-- Provided information follows --
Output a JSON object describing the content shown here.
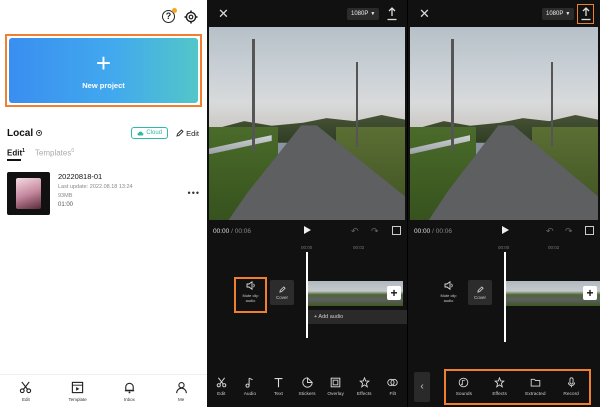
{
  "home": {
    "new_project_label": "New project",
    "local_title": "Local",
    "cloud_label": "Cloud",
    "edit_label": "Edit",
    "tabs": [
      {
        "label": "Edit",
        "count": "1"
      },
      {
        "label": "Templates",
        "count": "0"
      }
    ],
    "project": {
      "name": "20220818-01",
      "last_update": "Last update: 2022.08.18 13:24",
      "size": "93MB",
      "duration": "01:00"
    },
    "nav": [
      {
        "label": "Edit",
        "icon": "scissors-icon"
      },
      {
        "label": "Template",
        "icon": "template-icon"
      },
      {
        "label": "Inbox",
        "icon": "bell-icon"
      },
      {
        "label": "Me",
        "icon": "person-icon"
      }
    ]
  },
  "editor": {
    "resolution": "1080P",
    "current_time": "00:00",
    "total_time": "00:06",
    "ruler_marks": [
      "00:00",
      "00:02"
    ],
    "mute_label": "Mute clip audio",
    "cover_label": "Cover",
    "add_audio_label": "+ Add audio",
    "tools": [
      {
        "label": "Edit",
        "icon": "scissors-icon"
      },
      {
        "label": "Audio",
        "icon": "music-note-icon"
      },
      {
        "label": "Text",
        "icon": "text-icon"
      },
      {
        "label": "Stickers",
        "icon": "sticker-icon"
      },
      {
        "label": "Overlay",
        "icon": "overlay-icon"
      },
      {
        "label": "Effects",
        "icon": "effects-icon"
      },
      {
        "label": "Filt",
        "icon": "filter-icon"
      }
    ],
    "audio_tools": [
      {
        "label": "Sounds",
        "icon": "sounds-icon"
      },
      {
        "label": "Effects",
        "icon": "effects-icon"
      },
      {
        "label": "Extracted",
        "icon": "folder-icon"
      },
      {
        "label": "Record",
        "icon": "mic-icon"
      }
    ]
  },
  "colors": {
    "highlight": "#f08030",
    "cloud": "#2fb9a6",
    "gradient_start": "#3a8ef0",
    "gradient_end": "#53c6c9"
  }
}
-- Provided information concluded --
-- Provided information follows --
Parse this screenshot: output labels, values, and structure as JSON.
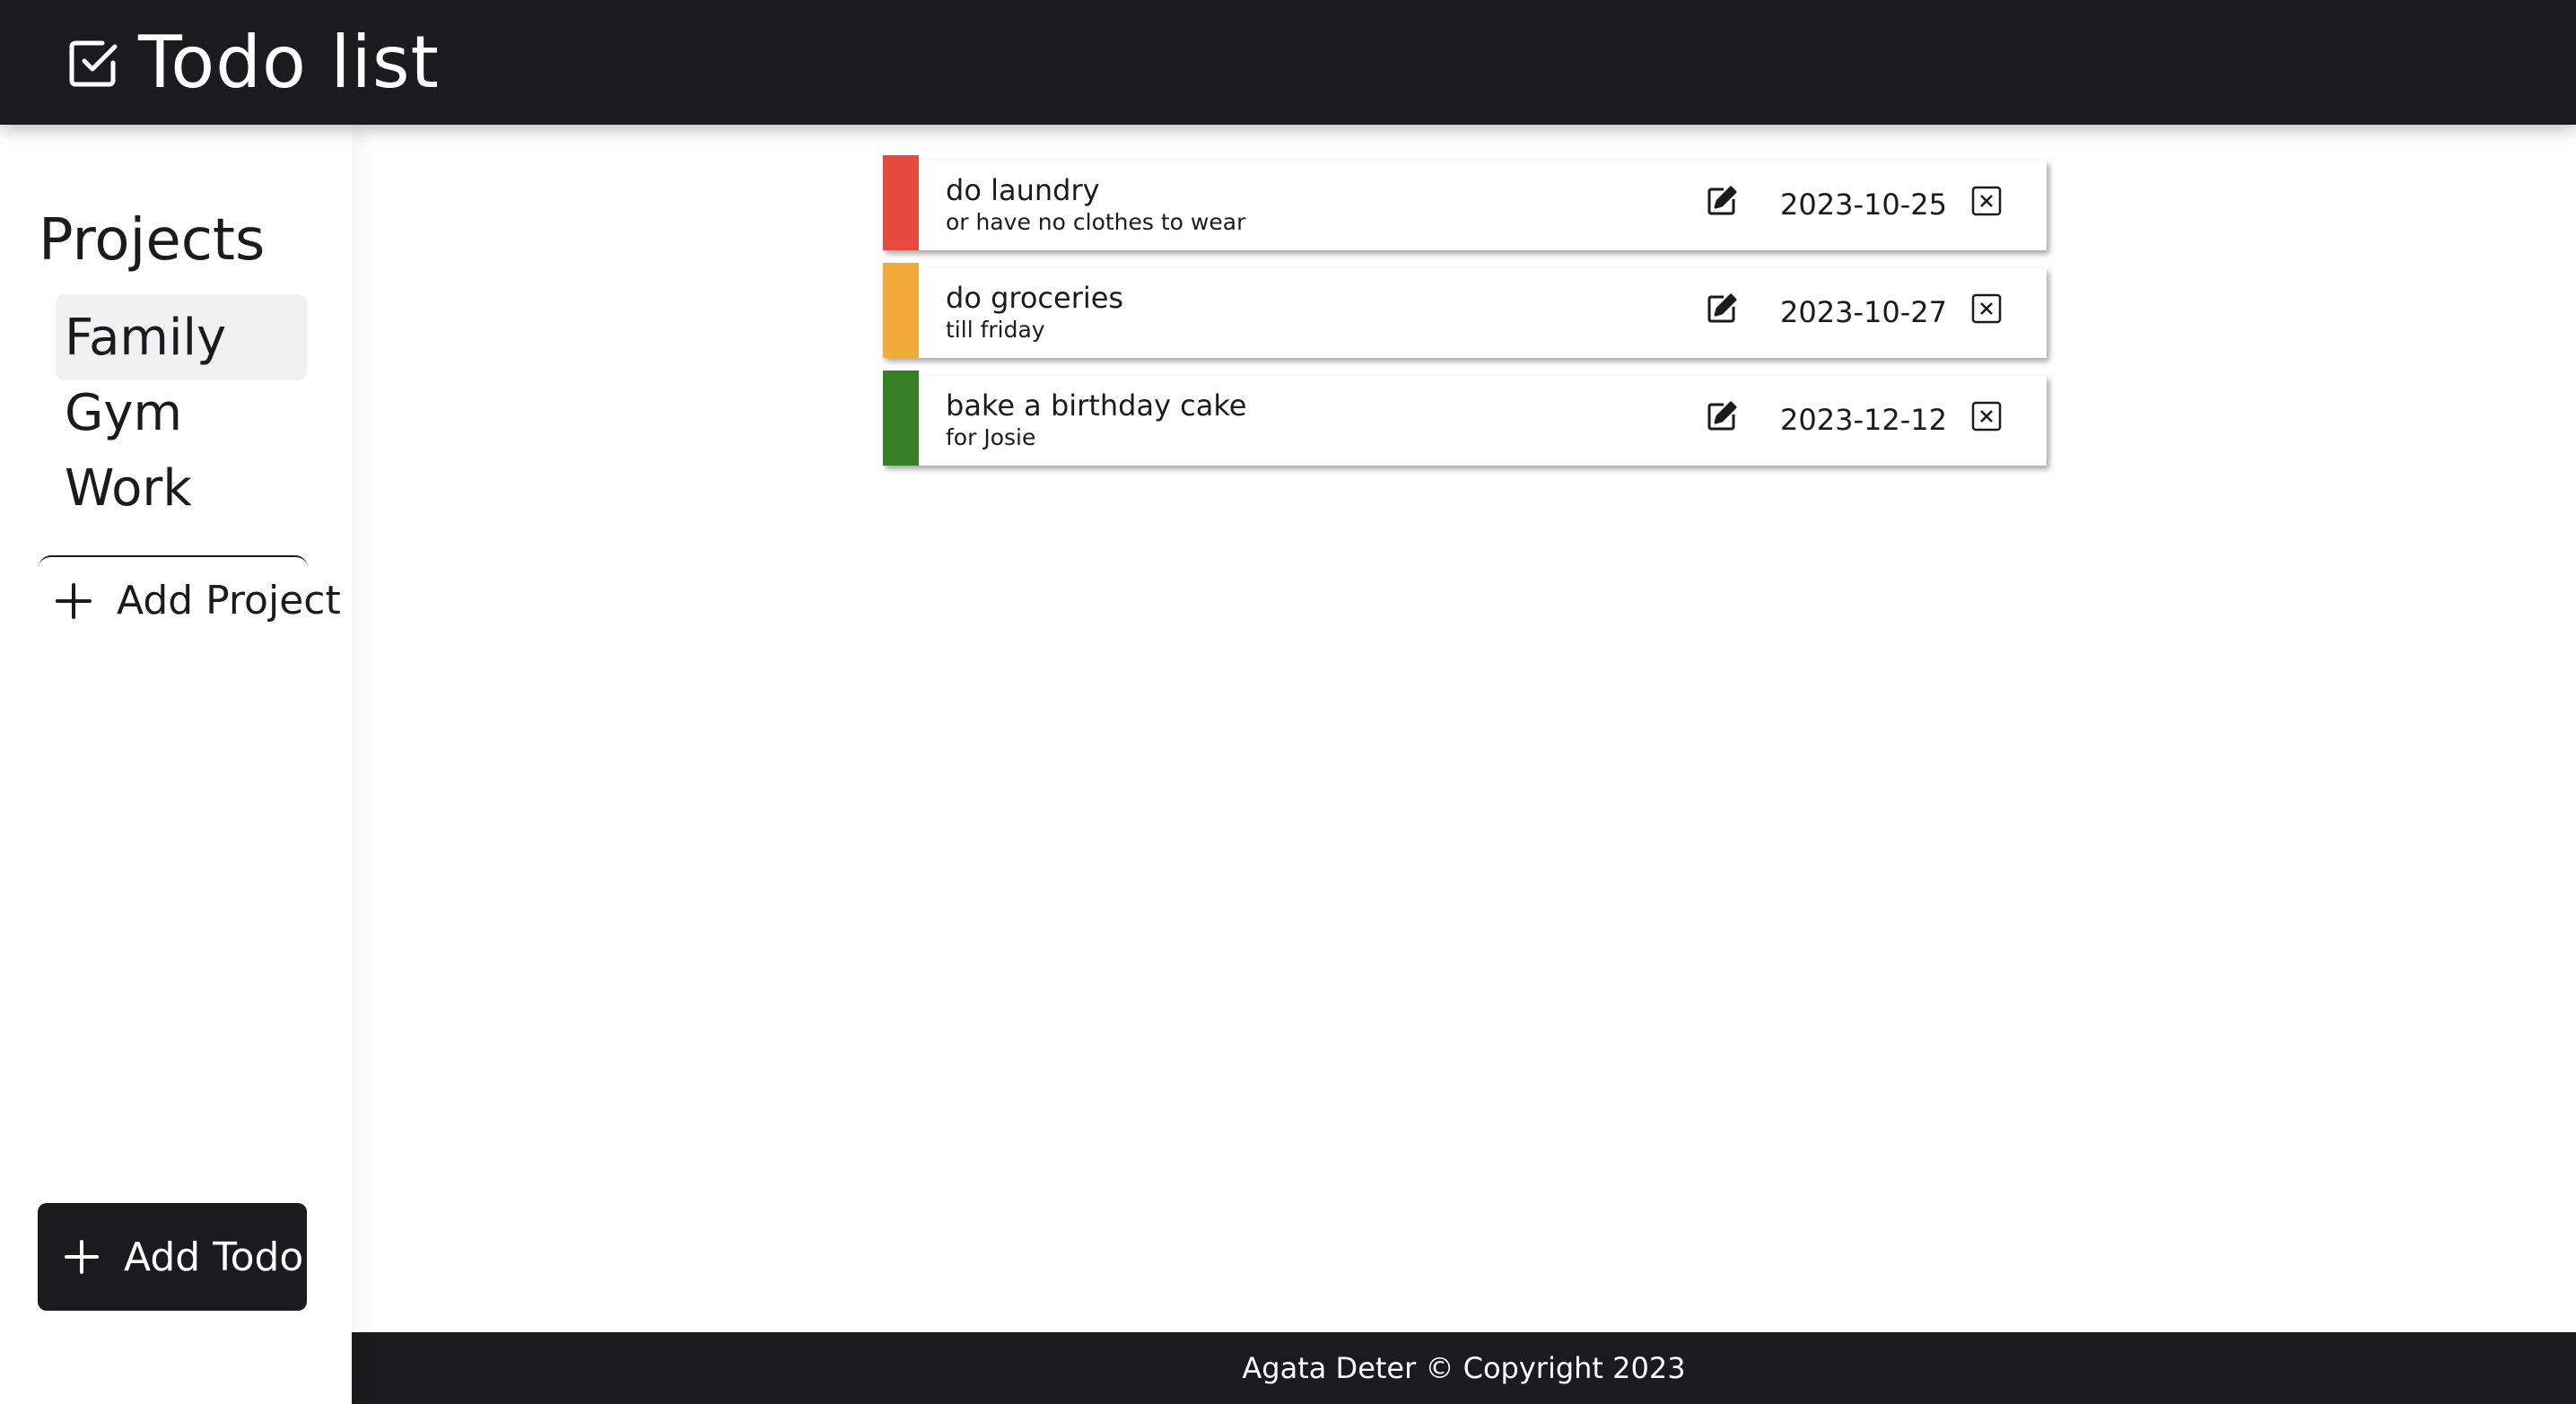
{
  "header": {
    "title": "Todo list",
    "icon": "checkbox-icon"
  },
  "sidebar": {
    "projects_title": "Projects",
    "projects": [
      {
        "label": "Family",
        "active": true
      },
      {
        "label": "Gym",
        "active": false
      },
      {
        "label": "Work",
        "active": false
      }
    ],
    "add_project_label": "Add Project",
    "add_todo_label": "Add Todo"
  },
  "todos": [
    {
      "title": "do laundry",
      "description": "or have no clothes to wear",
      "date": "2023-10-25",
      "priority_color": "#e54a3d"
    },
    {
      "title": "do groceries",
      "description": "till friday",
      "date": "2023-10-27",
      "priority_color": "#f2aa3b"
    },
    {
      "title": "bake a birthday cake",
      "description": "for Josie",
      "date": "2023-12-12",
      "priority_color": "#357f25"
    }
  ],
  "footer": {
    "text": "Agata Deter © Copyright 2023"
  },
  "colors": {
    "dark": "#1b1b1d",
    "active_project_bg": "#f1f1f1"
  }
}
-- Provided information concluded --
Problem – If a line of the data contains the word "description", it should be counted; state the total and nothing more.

Task solution – 3